(Component data from apps and pages)
============
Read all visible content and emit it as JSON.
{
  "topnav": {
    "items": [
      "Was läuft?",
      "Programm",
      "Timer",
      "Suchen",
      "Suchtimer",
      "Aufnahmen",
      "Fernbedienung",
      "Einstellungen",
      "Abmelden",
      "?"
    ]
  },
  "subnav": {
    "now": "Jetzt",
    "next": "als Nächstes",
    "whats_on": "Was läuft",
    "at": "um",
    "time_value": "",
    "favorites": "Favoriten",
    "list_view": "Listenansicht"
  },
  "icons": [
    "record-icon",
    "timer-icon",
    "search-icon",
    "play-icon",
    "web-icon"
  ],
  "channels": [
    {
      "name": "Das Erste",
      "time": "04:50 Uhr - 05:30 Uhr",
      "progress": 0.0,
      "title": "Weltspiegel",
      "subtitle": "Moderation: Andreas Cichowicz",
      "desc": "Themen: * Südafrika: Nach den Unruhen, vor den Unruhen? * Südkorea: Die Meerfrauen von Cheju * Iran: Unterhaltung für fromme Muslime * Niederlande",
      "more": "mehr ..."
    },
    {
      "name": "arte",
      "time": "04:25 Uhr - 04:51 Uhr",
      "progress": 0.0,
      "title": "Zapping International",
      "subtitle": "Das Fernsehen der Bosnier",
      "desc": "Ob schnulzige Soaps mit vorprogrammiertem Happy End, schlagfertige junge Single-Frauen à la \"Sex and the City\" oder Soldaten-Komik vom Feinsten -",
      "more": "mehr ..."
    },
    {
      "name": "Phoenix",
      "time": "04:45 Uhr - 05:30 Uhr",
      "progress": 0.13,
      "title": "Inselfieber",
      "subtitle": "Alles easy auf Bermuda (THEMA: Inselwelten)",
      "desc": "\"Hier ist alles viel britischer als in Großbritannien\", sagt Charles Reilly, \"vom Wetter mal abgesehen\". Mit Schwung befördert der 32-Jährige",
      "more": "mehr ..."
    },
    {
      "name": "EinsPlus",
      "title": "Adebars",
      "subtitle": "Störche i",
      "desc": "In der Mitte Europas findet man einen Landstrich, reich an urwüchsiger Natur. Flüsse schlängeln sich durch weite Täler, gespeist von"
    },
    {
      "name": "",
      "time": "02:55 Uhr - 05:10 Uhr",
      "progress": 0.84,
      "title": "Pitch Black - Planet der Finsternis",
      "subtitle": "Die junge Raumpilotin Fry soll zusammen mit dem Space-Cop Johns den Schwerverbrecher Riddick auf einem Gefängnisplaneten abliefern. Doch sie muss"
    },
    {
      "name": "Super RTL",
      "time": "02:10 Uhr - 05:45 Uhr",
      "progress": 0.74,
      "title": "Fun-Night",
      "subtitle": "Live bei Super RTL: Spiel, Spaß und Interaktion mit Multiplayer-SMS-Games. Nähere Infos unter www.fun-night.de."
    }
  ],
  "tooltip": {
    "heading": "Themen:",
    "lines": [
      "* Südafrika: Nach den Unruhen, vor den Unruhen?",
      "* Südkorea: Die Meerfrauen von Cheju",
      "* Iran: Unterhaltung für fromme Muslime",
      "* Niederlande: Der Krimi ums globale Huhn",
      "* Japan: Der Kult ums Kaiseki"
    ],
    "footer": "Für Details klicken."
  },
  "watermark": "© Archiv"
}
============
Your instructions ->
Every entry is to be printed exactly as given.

Result below ->
Read all visible content and emit it as JSON.
{
  "topnav": {
    "items": [
      "Was läuft?",
      "Programm",
      "Timer",
      "Suchen",
      "Suchtimer",
      "Aufnahmen",
      "Fernbedienung",
      "Einstellungen",
      "Abmelden",
      "?"
    ]
  },
  "subnav": {
    "now": "Jetzt",
    "next": "als Nächstes",
    "whats_on": "Was läuft",
    "at": "um",
    "time_value": "",
    "favorites": "Favoriten",
    "list_view": "Listenansicht"
  },
  "icons": [
    "record-icon",
    "timer-icon",
    "search-icon",
    "play-icon",
    "web-icon"
  ],
  "channels": [
    {
      "name": "Das Erste",
      "time": "04:50 Uhr - 05:30 Uhr",
      "progress": 0.0,
      "title": "Weltspiegel",
      "subtitle": "Moderation: Andreas Cichowicz",
      "desc": "Themen: * Südafrika: Nach den Unruhen, vor den Unruhen? * Südkorea: Die Meerfrauen von Cheju * Iran: Unterhaltung für fromme Muslime * Niederlande",
      "more": "mehr ..."
    },
    {
      "name": "arte",
      "time": "04:25 Uhr - 04:51 Uhr",
      "progress": 0.0,
      "title": "Zapping International",
      "subtitle": "Das Fernsehen der Bosnier",
      "desc": "Ob schnulzige Soaps mit vorprogrammiertem Happy End, schlagfertige junge Single-Frauen à la \"Sex and the City\" oder Soldaten-Komik vom Feinsten -",
      "more": "mehr ..."
    },
    {
      "name": "Phoenix",
      "time": "04:45 Uhr - 05:30 Uhr",
      "progress": 0.13,
      "title": "Inselfieber",
      "subtitle": "Alles easy auf Bermuda (THEMA: Inselwelten)",
      "desc": "\"Hier ist alles viel britischer als in Großbritannien\", sagt Charles Reilly, \"vom Wetter mal abgesehen\". Mit Schwung befördert der 32-Jährige",
      "more": "mehr ..."
    },
    {
      "name": "EinsPlus",
      "title": "Adebars",
      "subtitle": "Störche i",
      "desc": "In der Mitte Europas findet man einen Landstrich, reich an urwüchsiger Natur. Flüsse schlängeln sich durch weite Täler, gespeist von"
    },
    {
      "name": "",
      "time": "02:55 Uhr - 05:10 Uhr",
      "progress": 0.84,
      "title": "Pitch Black - Planet der Finsternis",
      "subtitle": "Die junge Raumpilotin Fry soll zusammen mit dem Space-Cop Johns den Schwerverbrecher Riddick auf einem Gefängnisplaneten abliefern. Doch sie muss"
    },
    {
      "name": "Super RTL",
      "time": "02:10 Uhr - 05:45 Uhr",
      "progress": 0.74,
      "title": "Fun-Night",
      "subtitle": "Live bei Super RTL: Spiel, Spaß und Interaktion mit Multiplayer-SMS-Games. Nähere Infos unter www.fun-night.de."
    }
  ],
  "tooltip": {
    "heading": "Themen:",
    "lines": [
      "* Südafrika: Nach den Unruhen, vor den Unruhen?",
      "* Südkorea: Die Meerfrauen von Cheju",
      "* Iran: Unterhaltung für fromme Muslime",
      "* Niederlande: Der Krimi ums globale Huhn",
      "* Japan: Der Kult ums Kaiseki"
    ],
    "footer": "Für Details klicken."
  },
  "watermark": "© Archiv"
}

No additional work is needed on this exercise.